Coming into the final third of the Fortissimo, and there is yet another increase in the white pepper on the retrohale, while the graham cracker sweetness has morphed into more of a slightly sweet floral note. Other flavors of espresso, milk chocolate, cedar, cinnamon and creamy nuts flit in and out, with the nuttiness becoming dominant at the end of the smoke. Surprisingly, the strength ends about where it began in the second third, perhaps a bit above the medium mark, but no more than that. The construction remains fabulous in every regard, and the nub stays cool until I put it down with less than an inch left.
- Fortissimo is a musical term which translates to very loud and is usually used as a direction, i.e. a very loud passage or tone. As on the box, you will often see the name of the cigar spelled with the ƒƒ fortissimo music notation replacing the F.
- Interestingly, while Fortissimo is one of the names of the cigar and is printed on the box, the actual band on the cigar only says M21.
- As mentioned above, M21 refers to the day of the week (Monday) and the day of the year (the 21st day of January) when this blend was finalized. This naming scheme is nothing new, and has been used for both of the other limited editions in the Aging Room series as well.
- The Dominican Habano wrapper the Fortissimo uses is old, but exactly how old seems to be up for debate. In the interview with Cigar Advisor, Rafael Nodal says it is eight years old, but in the first video they released back in May, he says seven years.

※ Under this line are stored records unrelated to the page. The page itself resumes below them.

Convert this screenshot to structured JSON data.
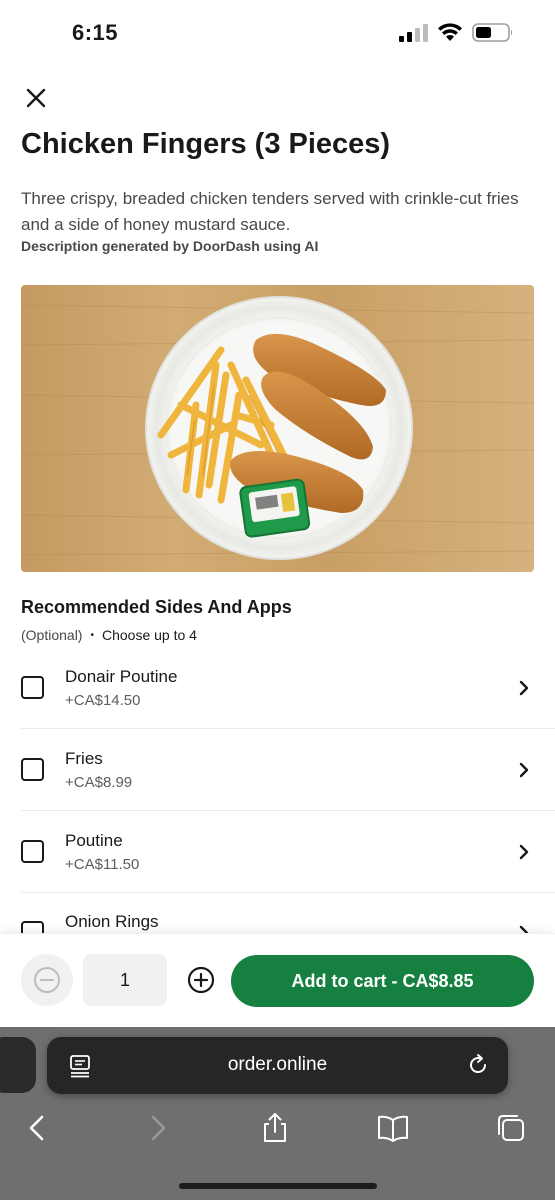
{
  "status_bar": {
    "time": "6:15"
  },
  "item": {
    "title": "Chicken Fingers (3 Pieces)",
    "description": "Three crispy, breaded chicken tenders served with crinkle-cut fries and a side of honey mustard sauce.",
    "ai_note": "Description generated by DoorDash using AI"
  },
  "section": {
    "title": "Recommended Sides And Apps",
    "optional": "(Optional)",
    "separator": "•",
    "limit": "Choose up to 4"
  },
  "options": [
    {
      "name": "Donair Poutine",
      "price": "+CA$14.50"
    },
    {
      "name": "Fries",
      "price": "+CA$8.99"
    },
    {
      "name": "Poutine",
      "price": "+CA$11.50"
    },
    {
      "name": "Onion Rings",
      "price": ""
    }
  ],
  "cart": {
    "quantity": "1",
    "add_label": "Add to cart - CA$8.85"
  },
  "browser": {
    "url": "order.online"
  },
  "colors": {
    "accent": "#15803f",
    "text": "#191919",
    "muted": "#494949"
  },
  "icons": [
    "close-icon",
    "chevron-right-icon",
    "minus-circle-icon",
    "plus-circle-icon",
    "reader-icon",
    "reload-icon",
    "back-icon",
    "forward-icon",
    "share-icon",
    "bookmarks-icon",
    "tabs-icon"
  ]
}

- I really love the Perfecto vitola in general, and the ring gauge of the Aging Room M21 specifically, and the smaller size seems very well suited to the medium bodied/full flavored blend that it utilizes. Having said that, both samples I smoked were noticeably bitter until after the nipple, making me question if it would be a better smoking experience overall without the nipple on the foot.
- On cigars where there is a large enough pigtail present, I just pull the pigtail off of the cap instead of cutting, and I am rewarded with a perfect draw almost every time, and this was the case with the Fortissimo as well. Other cigars I have done this to include the Liga Privada Flying Pig and Feral Flying Pig just to name a couple.
- The draw was a bit tight for the first 10 puffs until I burned past the nipple, then opened up nicely, while the burn on both samples was excellent.
- The ash is almost as white as I have ever seen, but it is extremely flaky, and does not hold on for more then a half inch at a time, which is the reason there is no nipple of ash in the first third photograph. Do not smoke this over a computer, or you will regret it.
- While the actual release cigars come in 10-count boxes, there were individual coffins given out as samples at the IPCPR show. The cigars for this review come from these samples.
- The final smoking time for both samples that I smoke averaged one hour and 45 minutes.
- If you are looking to purchase and of the Aging Room M21 Fortissimo, site sponsors Atlantic Cigar, Cigar King and Superior Cigars all have them in stock.
I had heard quite a few good things about this blend before I smoked it, and it did not disappoint. Complex, flavorful and extremely well-constructed, it was a joy to smoke in almost every regard. In fact, the only thing that threw me off was the assertion that it was a strong blend, as I pegged each on of my samples as hitting barely above the medium mark. In the end, that is a minor quibble, and the rest of the profile and construction more than made up for it. A cigar I can easily recommend, if you are a fan of medium bodied, full-flavored smokes.